Input material START

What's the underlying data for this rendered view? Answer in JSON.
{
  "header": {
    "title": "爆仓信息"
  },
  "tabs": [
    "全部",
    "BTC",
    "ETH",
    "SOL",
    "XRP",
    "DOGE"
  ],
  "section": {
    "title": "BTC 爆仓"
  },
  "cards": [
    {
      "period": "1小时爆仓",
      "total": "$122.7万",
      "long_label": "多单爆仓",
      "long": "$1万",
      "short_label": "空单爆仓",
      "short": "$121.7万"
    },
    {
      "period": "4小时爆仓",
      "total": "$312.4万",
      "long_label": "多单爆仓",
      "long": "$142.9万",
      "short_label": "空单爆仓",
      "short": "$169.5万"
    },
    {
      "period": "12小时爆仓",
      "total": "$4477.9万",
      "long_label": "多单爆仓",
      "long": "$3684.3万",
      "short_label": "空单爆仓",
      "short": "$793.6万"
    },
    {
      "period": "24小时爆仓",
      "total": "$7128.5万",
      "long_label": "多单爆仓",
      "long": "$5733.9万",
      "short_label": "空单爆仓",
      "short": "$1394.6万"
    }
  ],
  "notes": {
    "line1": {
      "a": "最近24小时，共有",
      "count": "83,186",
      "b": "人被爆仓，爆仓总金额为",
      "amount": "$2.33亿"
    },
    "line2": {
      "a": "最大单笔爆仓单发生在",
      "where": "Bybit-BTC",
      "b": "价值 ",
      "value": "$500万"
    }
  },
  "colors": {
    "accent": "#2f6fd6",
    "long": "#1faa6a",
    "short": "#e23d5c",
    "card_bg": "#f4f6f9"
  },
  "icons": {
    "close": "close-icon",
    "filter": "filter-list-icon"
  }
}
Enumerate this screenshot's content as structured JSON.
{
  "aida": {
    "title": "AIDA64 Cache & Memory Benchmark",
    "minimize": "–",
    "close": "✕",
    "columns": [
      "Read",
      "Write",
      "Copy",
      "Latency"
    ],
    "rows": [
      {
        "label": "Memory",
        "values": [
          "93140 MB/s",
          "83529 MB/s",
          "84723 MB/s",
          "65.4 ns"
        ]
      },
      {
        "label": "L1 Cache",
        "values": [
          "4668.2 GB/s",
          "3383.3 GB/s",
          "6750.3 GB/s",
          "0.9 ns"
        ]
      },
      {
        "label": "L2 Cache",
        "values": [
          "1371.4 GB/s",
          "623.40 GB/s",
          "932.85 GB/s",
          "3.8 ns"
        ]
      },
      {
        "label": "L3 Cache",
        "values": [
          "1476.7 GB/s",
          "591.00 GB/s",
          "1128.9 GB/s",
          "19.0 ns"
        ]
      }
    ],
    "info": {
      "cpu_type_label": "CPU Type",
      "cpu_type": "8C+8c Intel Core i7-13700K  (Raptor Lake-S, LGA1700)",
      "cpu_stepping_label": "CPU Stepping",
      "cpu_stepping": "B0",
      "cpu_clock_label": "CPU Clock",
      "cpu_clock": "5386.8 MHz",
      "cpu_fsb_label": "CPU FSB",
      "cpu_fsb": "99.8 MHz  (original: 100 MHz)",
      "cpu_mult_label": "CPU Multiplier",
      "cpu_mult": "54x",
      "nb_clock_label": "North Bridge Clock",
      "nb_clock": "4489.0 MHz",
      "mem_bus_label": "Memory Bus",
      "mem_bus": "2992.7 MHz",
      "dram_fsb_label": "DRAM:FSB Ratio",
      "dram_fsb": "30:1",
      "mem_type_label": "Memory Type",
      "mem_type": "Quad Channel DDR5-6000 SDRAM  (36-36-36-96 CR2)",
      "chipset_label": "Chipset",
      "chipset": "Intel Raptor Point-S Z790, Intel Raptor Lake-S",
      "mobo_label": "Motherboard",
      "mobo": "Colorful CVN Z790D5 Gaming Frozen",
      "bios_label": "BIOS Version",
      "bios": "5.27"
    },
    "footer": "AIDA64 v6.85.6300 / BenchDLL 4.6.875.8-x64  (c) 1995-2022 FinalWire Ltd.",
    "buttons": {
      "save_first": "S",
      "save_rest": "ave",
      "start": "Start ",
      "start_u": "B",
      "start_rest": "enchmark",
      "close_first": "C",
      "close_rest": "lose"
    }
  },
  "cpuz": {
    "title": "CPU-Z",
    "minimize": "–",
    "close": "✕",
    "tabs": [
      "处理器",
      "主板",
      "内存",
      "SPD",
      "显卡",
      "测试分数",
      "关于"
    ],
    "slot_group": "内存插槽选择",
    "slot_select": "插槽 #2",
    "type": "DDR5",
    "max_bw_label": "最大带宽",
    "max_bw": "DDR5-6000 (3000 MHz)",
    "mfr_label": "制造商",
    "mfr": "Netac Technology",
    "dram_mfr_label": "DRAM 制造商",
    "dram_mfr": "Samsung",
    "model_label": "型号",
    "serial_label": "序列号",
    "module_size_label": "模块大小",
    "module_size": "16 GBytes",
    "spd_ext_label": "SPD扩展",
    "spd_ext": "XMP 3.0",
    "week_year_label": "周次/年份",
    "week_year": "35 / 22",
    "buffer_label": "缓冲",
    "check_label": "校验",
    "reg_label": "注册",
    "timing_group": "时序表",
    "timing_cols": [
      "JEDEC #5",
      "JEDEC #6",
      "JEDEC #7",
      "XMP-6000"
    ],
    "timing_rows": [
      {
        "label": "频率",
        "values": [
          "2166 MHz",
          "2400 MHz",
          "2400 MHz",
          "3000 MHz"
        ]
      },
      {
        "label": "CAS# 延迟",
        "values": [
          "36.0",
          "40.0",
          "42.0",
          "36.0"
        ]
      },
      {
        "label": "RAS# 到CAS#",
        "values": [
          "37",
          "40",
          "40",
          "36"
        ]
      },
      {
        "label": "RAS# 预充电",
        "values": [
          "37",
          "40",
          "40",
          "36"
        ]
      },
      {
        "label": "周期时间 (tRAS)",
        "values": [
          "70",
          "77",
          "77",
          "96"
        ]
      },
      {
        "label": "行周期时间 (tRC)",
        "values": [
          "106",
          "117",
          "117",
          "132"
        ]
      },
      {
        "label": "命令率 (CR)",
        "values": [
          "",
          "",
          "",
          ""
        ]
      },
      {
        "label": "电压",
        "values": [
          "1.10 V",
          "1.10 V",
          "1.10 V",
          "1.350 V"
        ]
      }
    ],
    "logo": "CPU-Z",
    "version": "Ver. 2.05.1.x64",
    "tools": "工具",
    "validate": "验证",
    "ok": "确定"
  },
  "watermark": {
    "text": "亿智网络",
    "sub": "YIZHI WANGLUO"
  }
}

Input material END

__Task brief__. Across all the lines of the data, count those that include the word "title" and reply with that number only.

__Task output__. 4